MATERIAL PROVIDED START

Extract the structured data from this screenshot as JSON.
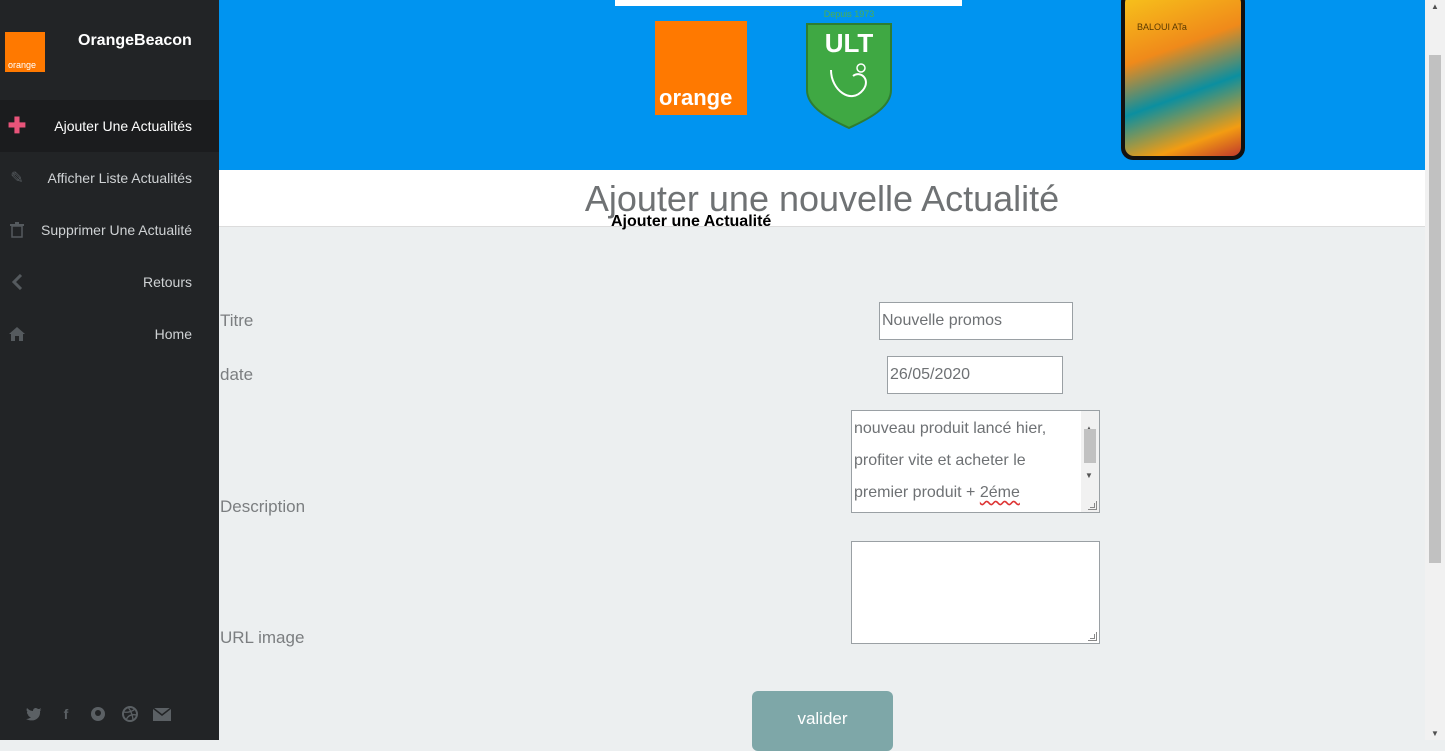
{
  "sidebar": {
    "brand": "OrangeBeacon",
    "logo_text": "orange",
    "items": [
      {
        "label": "Ajouter Une Actualités",
        "icon": "plus-icon",
        "active": true
      },
      {
        "label": "Afficher Liste Actualités",
        "icon": "pencil-icon",
        "active": false
      },
      {
        "label": "Supprimer Une Actualité",
        "icon": "trash-icon",
        "active": false
      },
      {
        "label": "Retours",
        "icon": "chevron-left-icon",
        "active": false
      },
      {
        "label": "Home",
        "icon": "home-icon",
        "active": false
      }
    ],
    "social": [
      "twitter-icon",
      "facebook-icon",
      "github-icon",
      "dribbble-icon",
      "envelope-icon"
    ]
  },
  "banner": {
    "orange_logo_text": "orange",
    "ult_text": "ULT",
    "ult_top_text": "Depuis 1973",
    "phone_text": "BALOUI ATa"
  },
  "page": {
    "title": "Ajouter une nouvelle Actualité",
    "subtitle": "Ajouter une Actualité"
  },
  "form": {
    "titre_label": "Titre",
    "titre_value": "Nouvelle promos",
    "date_label": "date",
    "date_value": "26/05/2020",
    "description_label": "Description",
    "description_lines": [
      "nouveau produit lancé hier,",
      "profiter vite et acheter le",
      "premier produit + "
    ],
    "description_misspelled": "2éme",
    "url_label": "URL image",
    "url_value": "",
    "submit_label": "valider"
  },
  "colors": {
    "sidebar_bg": "#222426",
    "banner_bg": "#0094f0",
    "orange": "#ff7900",
    "button_bg": "#7ea7a8",
    "active_icon": "#e8547a"
  }
}
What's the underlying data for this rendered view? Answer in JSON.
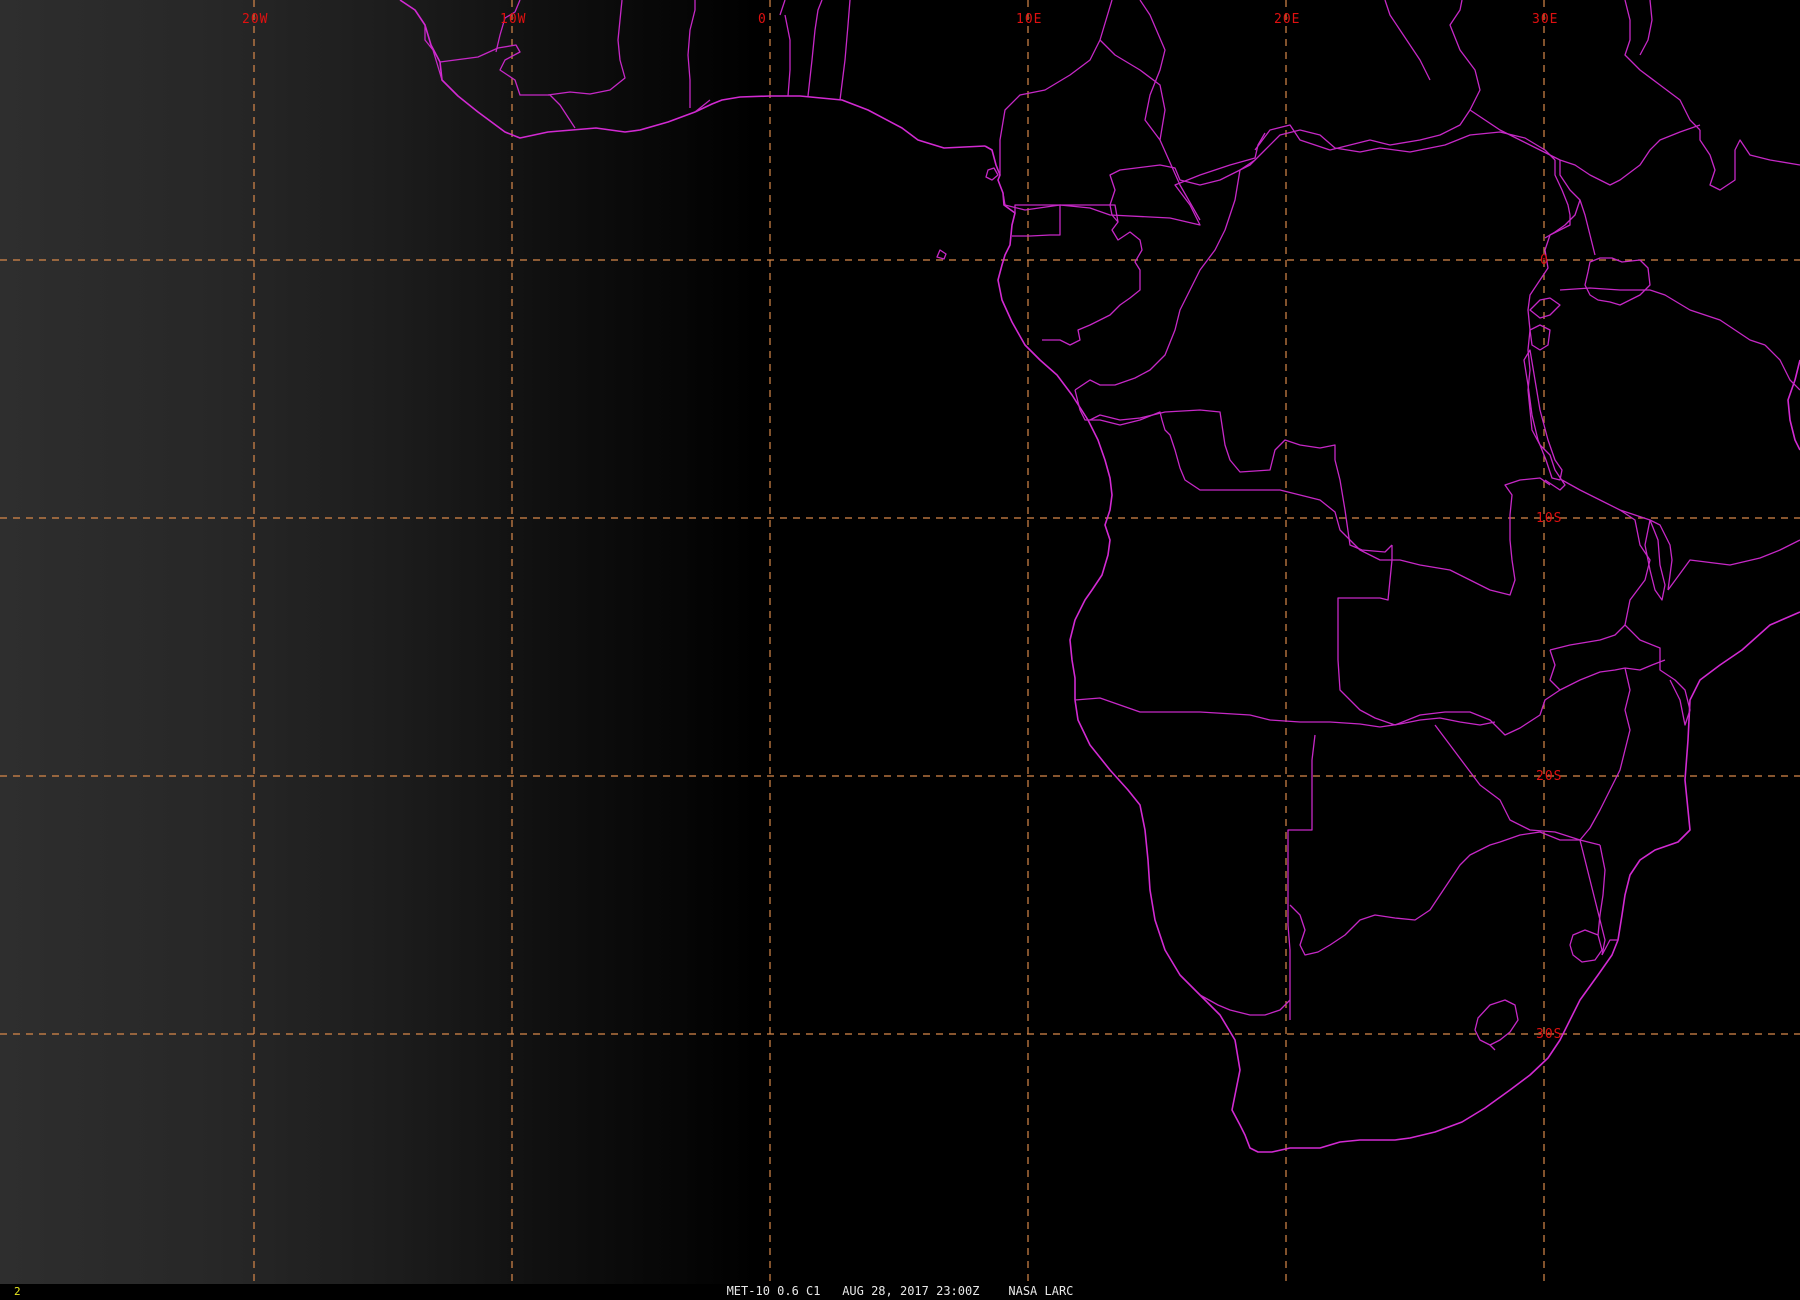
{
  "viewer": {
    "frame_number": "2",
    "caption": {
      "satellite": "MET-10 0.6 C1",
      "datetime": "AUG 28, 2017 23:00Z",
      "credit": "NASA LARC"
    }
  },
  "grid": {
    "longitude_labels": [
      {
        "lon": -20,
        "text": "20W"
      },
      {
        "lon": -10,
        "text": "10W"
      },
      {
        "lon": 0,
        "text": "0"
      },
      {
        "lon": 10,
        "text": "10E"
      },
      {
        "lon": 20,
        "text": "20E"
      },
      {
        "lon": 30,
        "text": "30E"
      }
    ],
    "latitude_labels": [
      {
        "lat": 0,
        "text": "0"
      },
      {
        "lat": -10,
        "text": "10S"
      },
      {
        "lat": -20,
        "text": "20S"
      },
      {
        "lat": -30,
        "text": "30S"
      }
    ]
  },
  "colors": {
    "background": "#000000",
    "boundaries": "#d22ad2",
    "grid_lines": "#d8884a",
    "grid_labels": "#e01010",
    "frame_number": "#e8e820",
    "caption": "#e8e8e8"
  }
}
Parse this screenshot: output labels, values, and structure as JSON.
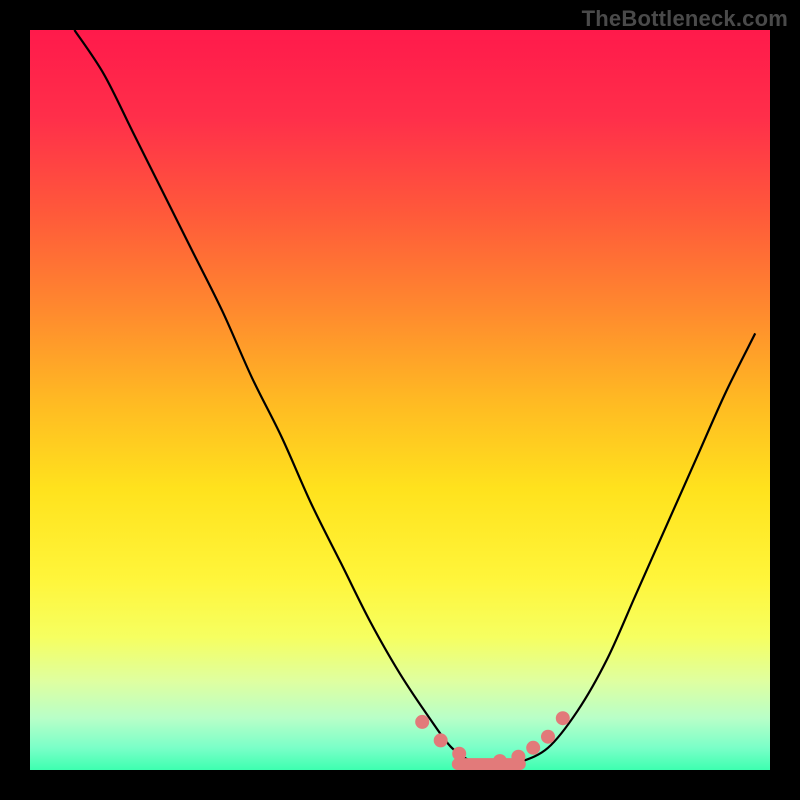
{
  "watermark": "TheBottleneck.com",
  "gradient": {
    "stops": [
      {
        "offset": 0.0,
        "color": "#ff1a4b"
      },
      {
        "offset": 0.12,
        "color": "#ff2f4a"
      },
      {
        "offset": 0.25,
        "color": "#ff5a3a"
      },
      {
        "offset": 0.38,
        "color": "#ff8a2e"
      },
      {
        "offset": 0.5,
        "color": "#ffb923"
      },
      {
        "offset": 0.62,
        "color": "#ffe21d"
      },
      {
        "offset": 0.74,
        "color": "#fff53a"
      },
      {
        "offset": 0.82,
        "color": "#f6ff60"
      },
      {
        "offset": 0.88,
        "color": "#dfffa0"
      },
      {
        "offset": 0.93,
        "color": "#b8ffc8"
      },
      {
        "offset": 0.97,
        "color": "#7affc8"
      },
      {
        "offset": 1.0,
        "color": "#3dffb0"
      }
    ]
  },
  "chart_data": {
    "type": "line",
    "title": "",
    "xlabel": "",
    "ylabel": "",
    "xlim": [
      0,
      100
    ],
    "ylim": [
      0,
      100
    ],
    "series": [
      {
        "name": "curve",
        "x": [
          6,
          10,
          14,
          18,
          22,
          26,
          30,
          34,
          38,
          42,
          46,
          50,
          54,
          57,
          60,
          63,
          66,
          70,
          74,
          78,
          82,
          86,
          90,
          94,
          98
        ],
        "y": [
          100,
          94,
          86,
          78,
          70,
          62,
          53,
          45,
          36,
          28,
          20,
          13,
          7,
          3,
          1,
          0.5,
          1,
          3,
          8,
          15,
          24,
          33,
          42,
          51,
          59
        ]
      }
    ],
    "highlight": {
      "name": "good-zone",
      "color": "#e27a7a",
      "dots_x": [
        53,
        55.5,
        58,
        63.5,
        66,
        68,
        70,
        72
      ],
      "dots_y": [
        6.5,
        4,
        2.2,
        1.2,
        1.8,
        3,
        4.5,
        7
      ],
      "bar_y": 0.8,
      "bar_x": [
        57,
        67
      ]
    }
  }
}
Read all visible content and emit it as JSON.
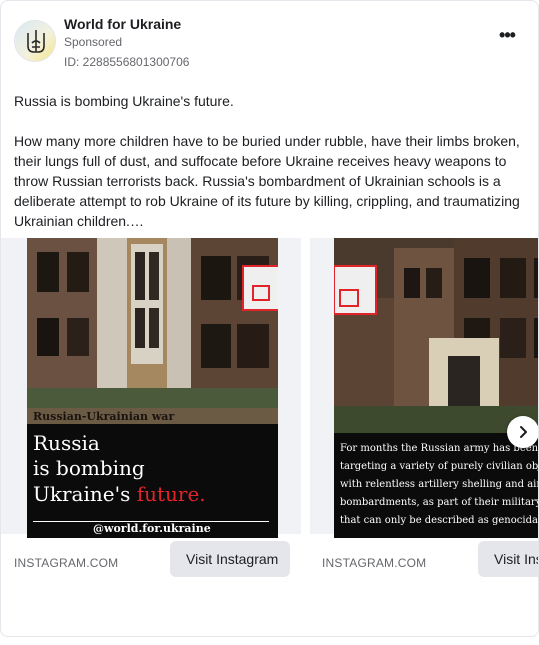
{
  "header": {
    "page_name": "World for Ukraine",
    "sponsored_label": "Sponsored",
    "ad_id": "ID: 2288556801300706",
    "more_icon": "more-horizontal-icon"
  },
  "post": {
    "paragraphs": [
      "Russia is bombing Ukraine's future.",
      "How many more children have to be buried under rubble, have their limbs broken, their lungs full of dust, and suffocate before Ukraine receives heavy weapons to throw Russian terrorists back. Russia's bombardment of Ukrainian schools is a deliberate attempt to rob Ukraine of its future by killing, crippling, and traumatizing Ukrainian children.…"
    ]
  },
  "carousel": {
    "cards": [
      {
        "poster": {
          "tag": "Russian-Ukrainian war",
          "line1": "Russia",
          "line2": "is bombing",
          "line3_prefix": "Ukraine's ",
          "line3_highlight": "future.",
          "handle": "@world.for.ukraine"
        },
        "domain": "INSTAGRAM.COM",
        "button_label": "Visit Instagram"
      },
      {
        "poster": {
          "lines": [
            "For months the Russian army has been",
            "targeting a variety of purely civilian objects",
            "with relentless artillery shelling and air",
            "bombardments, as part of their military",
            "that can only be described as genocidal"
          ]
        },
        "domain": "INSTAGRAM.COM",
        "button_label": "Visit Instagram"
      }
    ],
    "next_icon": "chevron-right-icon"
  },
  "colors": {
    "highlight_red": "#e0242a",
    "secondary_text": "#65676b",
    "button_bg": "#e4e6eb"
  }
}
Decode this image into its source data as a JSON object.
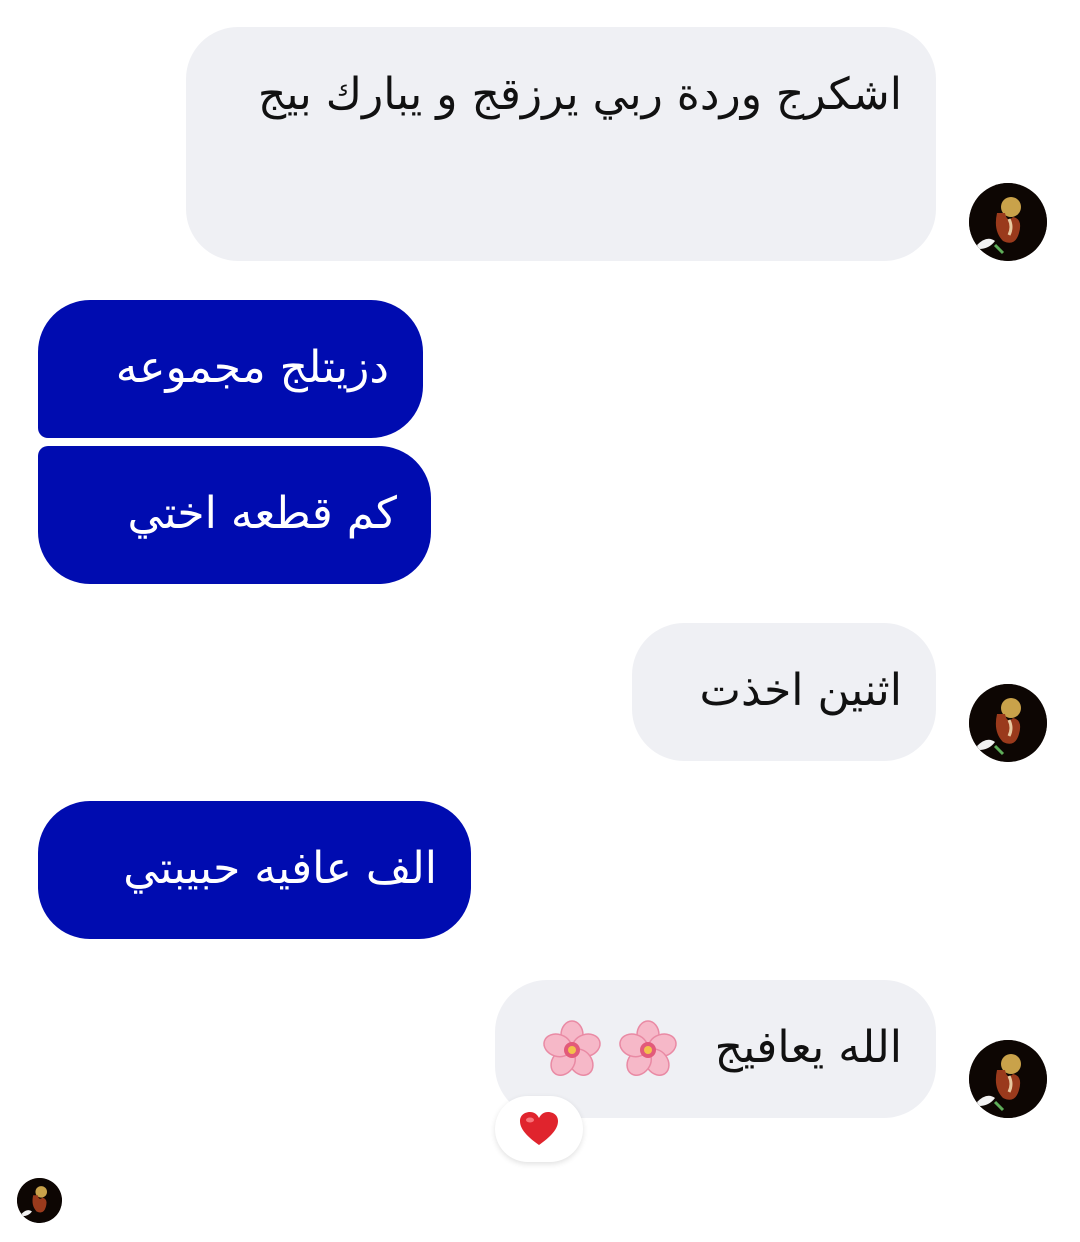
{
  "messages": [
    {
      "from": "other",
      "text": "اشكرج وردة  ربي يرزقج و  يبارك بيج"
    },
    {
      "from": "me",
      "text": "دزيتلج مجموعه"
    },
    {
      "from": "me",
      "text": "كم قطعه اختي"
    },
    {
      "from": "other",
      "text": "اثنين اخذت"
    },
    {
      "from": "me",
      "text": "الف عافيه حبيبتي"
    },
    {
      "from": "other",
      "text": "الله يعافيج",
      "emoji": "🌸🌸",
      "reaction": "heart-emoji"
    }
  ],
  "colors": {
    "outgoing_bubble": "#000cb0",
    "incoming_bubble": "#eff0f4",
    "reaction_heart": "#e0242d"
  },
  "icons": [
    "avatar",
    "cherry-blossom-emoji",
    "heart-emoji"
  ]
}
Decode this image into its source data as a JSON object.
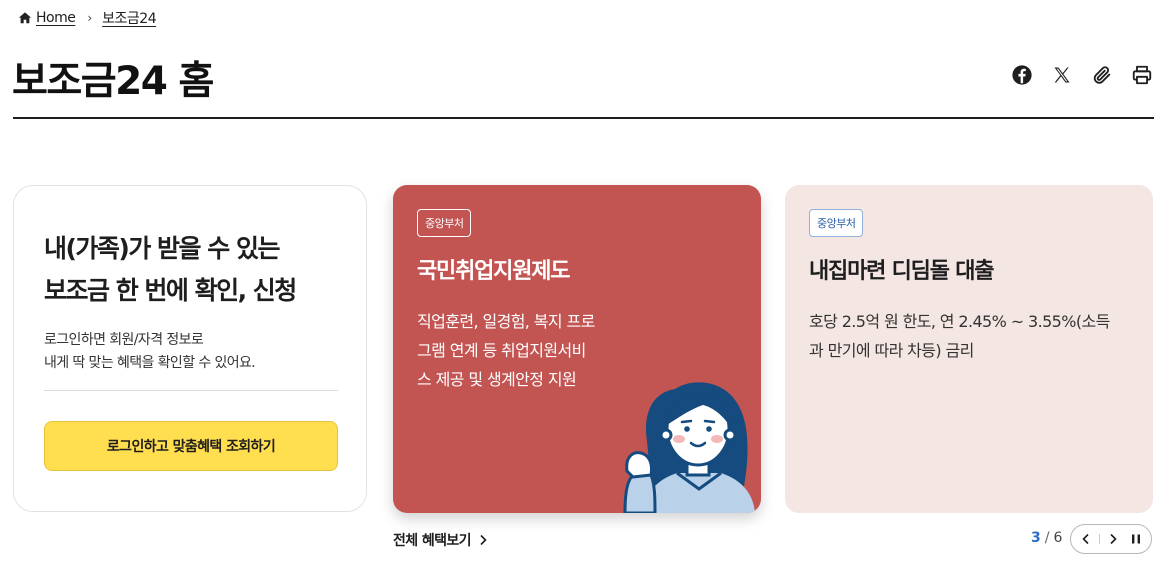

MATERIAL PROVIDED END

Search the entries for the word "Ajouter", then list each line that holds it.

        "label": "Ajouter Une Actualités",
    "title": "Ajouter une nouvelle Actualité",
    "subtitle": "Ajouter une Actualité"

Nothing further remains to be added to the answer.